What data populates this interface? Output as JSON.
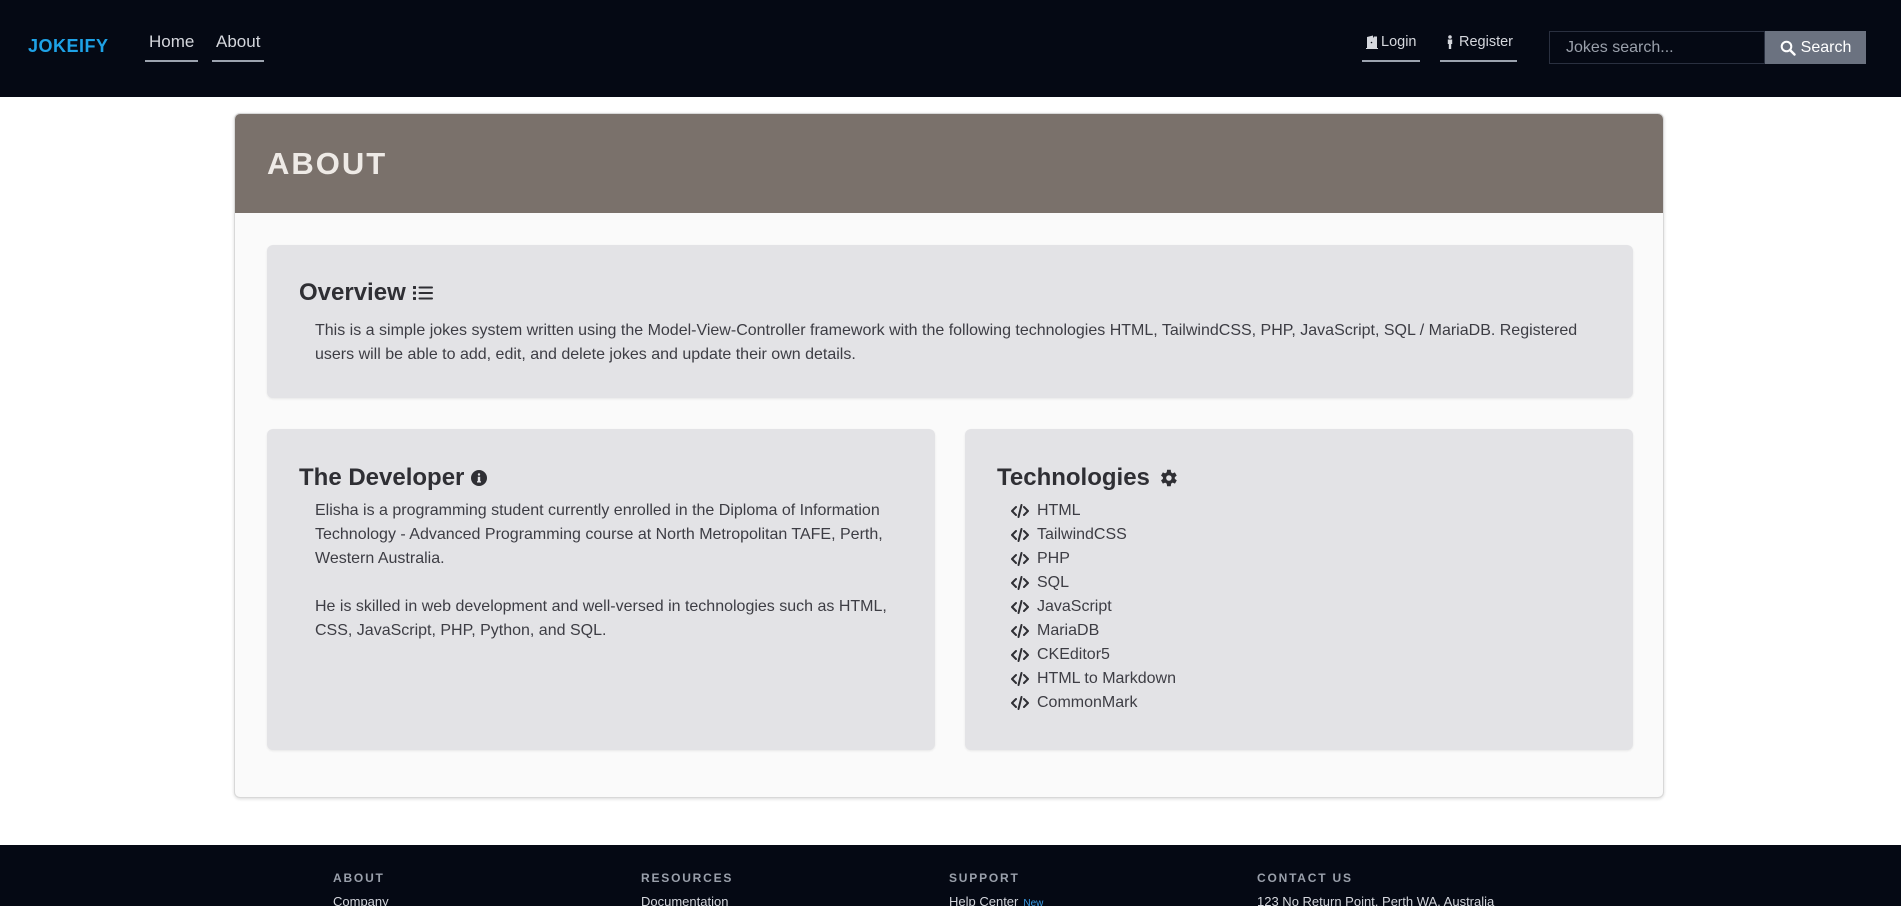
{
  "header": {
    "brand": "JOKEIFY",
    "nav": [
      {
        "label": "Home"
      },
      {
        "label": "About"
      }
    ],
    "login_label": "Login",
    "register_label": "Register",
    "search": {
      "placeholder": "Jokes search...",
      "button_label": "Search"
    }
  },
  "page": {
    "title": "ABOUT",
    "overview": {
      "heading": "Overview",
      "text": "This is a simple jokes system written using the Model-View-Controller framework with the following technologies HTML, TailwindCSS, PHP, JavaScript, SQL / MariaDB. Registered users will be able to add, edit, and delete jokes and update their own details."
    },
    "developer": {
      "heading": "The Developer",
      "paragraphs": [
        "Elisha is a programming student currently enrolled in the Diploma of Information Technology - Advanced Programming course at North Metropolitan TAFE, Perth, Western Australia.",
        "He is skilled in web development and well-versed in technologies such as HTML, CSS, JavaScript, PHP, Python, and SQL."
      ]
    },
    "technologies": {
      "heading": "Technologies",
      "items": [
        "HTML",
        "TailwindCSS",
        "PHP",
        "SQL",
        "JavaScript",
        "MariaDB",
        "CKEditor5",
        "HTML to Markdown",
        "CommonMark"
      ]
    }
  },
  "footer": {
    "columns": [
      {
        "heading": "ABOUT",
        "link": "Company"
      },
      {
        "heading": "RESOURCES",
        "link": "Documentation"
      },
      {
        "heading": "SUPPORT",
        "link": "Help Center",
        "badge": "New"
      },
      {
        "heading": "CONTACT US",
        "link": "123 No Return Point, Perth WA, Australia"
      }
    ]
  },
  "colors": {
    "header_bg": "#050914",
    "brand": "#1ea2e6",
    "page_header_bg": "#7a716b",
    "panel_bg": "#e3e3e6",
    "search_button_bg": "#6b7280"
  },
  "icons": {
    "login": "door-open-icon",
    "register": "person-icon",
    "search": "magnifier-icon",
    "overview": "list-icon",
    "developer": "info-circle-icon",
    "technologies": "gear-icon",
    "tech_item": "code-icon"
  }
}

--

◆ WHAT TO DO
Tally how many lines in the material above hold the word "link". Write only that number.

◆ SOLVED PROBLEM
4